Like most Ohio parents, you've likely encountered situations where you have had to give your children disappointing news. Perhaps you had planned a family vacation, then learned that your new work schedule would interfere, so you had to cancel. Maybe you're one of many who have had to break the news to kids that someone they love has died.
A lot of parents say that one of the most difficult things to talk to kids about is divorce. Trying to come up with the right words to let them know that their parents are ending their marriage, and that their whole family is no longer going to live under the same roof, can be emotionally upsetting. However, it doesn't necessarily have to leave a lasting, negative scar.
Things to do and not do
Every child is unique, and one might react entirely different from another when learning that parents are getting divorced. By keeping the following ideas in mind, you may be able to show your kids support and prevent major problems:
- Lying to your kids is never a good idea.
- Making up stories, such as telling them their other parent is going on a business trip, may ultimately not only confuse and anger them when they learn the truth but may lead to mistrust in your own parent/child relationship.
- Talk to your kids in person. Down the line, you may exchange letters, texts or emails about the situation, but children deserve an in-person conversation when learning about something that will be life-changing for them.
- Don't place blame on your spouse, and make sure your kids understand your divorce is not their fault.
While the last item listed may seem like a no-brainer, you'd be surprised how many kids internalize their parents' divorces and think they themselves are to blame. Letting your children hear you say that it is not their fault can go a long way toward helping them cope.
Line up your resources
You may have good days and bad days as you and your children learn to adapt to a post-divorce lifestyle. Also, you may not always feel like talking to each other about the situation but may benefit from being able to chat with an outside source, like a trusted friend or relative, or a licensed counselor.

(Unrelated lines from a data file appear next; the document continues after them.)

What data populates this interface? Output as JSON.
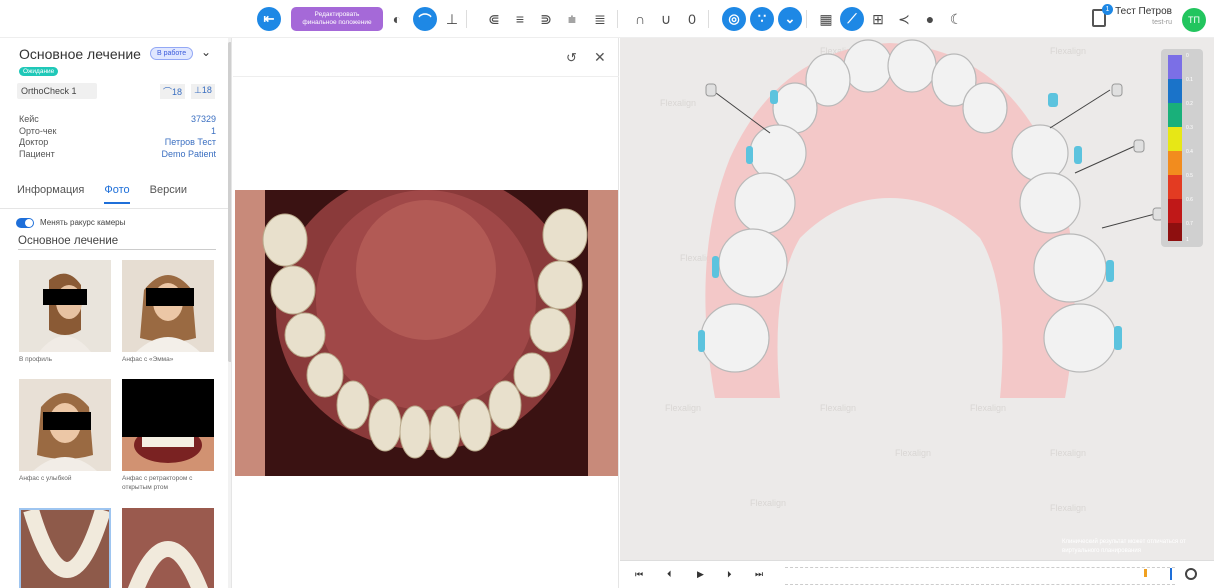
{
  "toolbar": {
    "edit_final_line1": "Редактировать",
    "edit_final_line2": "финальное положение",
    "accent": "#1e88e5",
    "purple": "#a569d8"
  },
  "user": {
    "name": "Тест Петров",
    "sub": "test-ru",
    "initials": "ТП",
    "notifications": "1"
  },
  "treatment": {
    "title": "Основное лечение",
    "status": "В работе",
    "waiting": "Ожидание",
    "orthocheck": "OrthoCheck 1",
    "upper_count": "18",
    "lower_count": "18"
  },
  "info": [
    {
      "k": "Кейс",
      "v": "37329"
    },
    {
      "k": "Орто-чек",
      "v": "1"
    },
    {
      "k": "Доктор",
      "v": "Петров Тест"
    },
    {
      "k": "Пациент",
      "v": "Demo Patient"
    }
  ],
  "tabs": [
    "Информация",
    "Фото",
    "Версии"
  ],
  "active_tab": "Фото",
  "camera_toggle": "Менять ракурс камеры",
  "section_title": "Основное лечение",
  "photos": [
    {
      "caption": "В профиль"
    },
    {
      "caption": "Анфас с «Эмма»"
    },
    {
      "caption": "Анфас с улыбкой"
    },
    {
      "caption": "Анфас с ретрактором с открытым ртом"
    },
    {
      "caption": ""
    },
    {
      "caption": ""
    }
  ],
  "viewer": {
    "watermark": "Flexalign",
    "disclaimer": "Клинический результат может отличаться от виртуального планирования",
    "scale_labels": [
      "0",
      "0.1",
      "0.2",
      "0.3",
      "0.4",
      "0.5",
      "0.6",
      "0.7",
      "1"
    ]
  }
}
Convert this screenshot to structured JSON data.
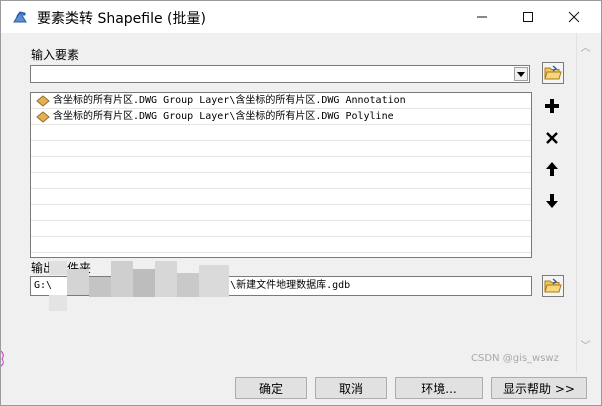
{
  "window": {
    "title": "要素类转 Shapefile (批量)",
    "minimize_glyph": "—",
    "maximize_glyph": "☐",
    "close_glyph": "✕"
  },
  "input_features": {
    "label": "输入要素",
    "combo_value": "",
    "items": [
      {
        "text": "含坐标的所有片区.DWG Group Layer\\含坐标的所有片区.DWG Annotation",
        "icon": "feature-class-icon"
      },
      {
        "text": "含坐标的所有片区.DWG Group Layer\\含坐标的所有片区.DWG Polyline",
        "icon": "feature-class-icon"
      }
    ],
    "side_buttons": [
      "folder-open-icon",
      "add-icon",
      "remove-icon",
      "move-up-icon",
      "move-down-icon"
    ]
  },
  "output_folder": {
    "label": "输出文件夹",
    "value_prefix": "G:\\",
    "value_suffix": "\\新建文件地理数据库.gdb"
  },
  "buttons": {
    "ok": "确定",
    "cancel": "取消",
    "environments": "环境...",
    "show_help": "显示帮助 >>"
  },
  "watermark": "CSDN @gis_wswz",
  "colors": {
    "accent_blue": "#1b5fbf",
    "feature_icon": "#e3b05a",
    "border": "#7a7a7a"
  }
}
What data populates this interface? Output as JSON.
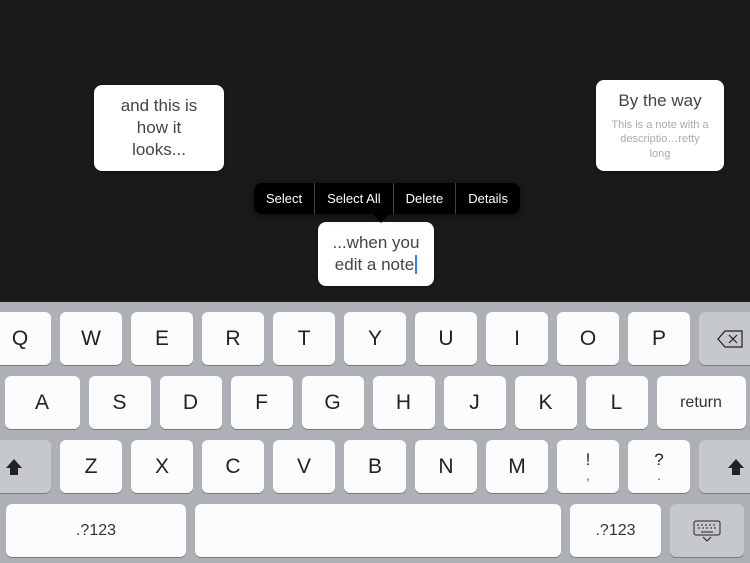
{
  "drag_handle": {
    "name": "drag-handle"
  },
  "notes": {
    "note1": {
      "title": "and this is how it looks..."
    },
    "note2": {
      "title": "By the way",
      "desc": "This is a note with a descriptio…retty long"
    },
    "note3": {
      "title": "...when you edit a note"
    }
  },
  "context_menu": {
    "select": "Select",
    "select_all": "Select All",
    "delete": "Delete",
    "details": "Details"
  },
  "keyboard": {
    "row1": [
      "Q",
      "W",
      "E",
      "R",
      "T",
      "Y",
      "U",
      "I",
      "O",
      "P"
    ],
    "row2": [
      "A",
      "S",
      "D",
      "F",
      "G",
      "H",
      "J",
      "K",
      "L"
    ],
    "row3": [
      "Z",
      "X",
      "C",
      "V",
      "B",
      "N",
      "M"
    ],
    "punct1": "!",
    "punct1_sub": ",",
    "punct2": "?",
    "punct2_sub": ".",
    "return": "return",
    "mode": ".?123"
  }
}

It's also a good idea to prepare yourself for any legal issues that might arise. If you and your spouse agree on everything that has to do with parenting, that's great. More times than not, however, parents must negotiate, cooperate and compromise to achieve a fair and agreeable plan. Know where to seek support if you're unable to do that.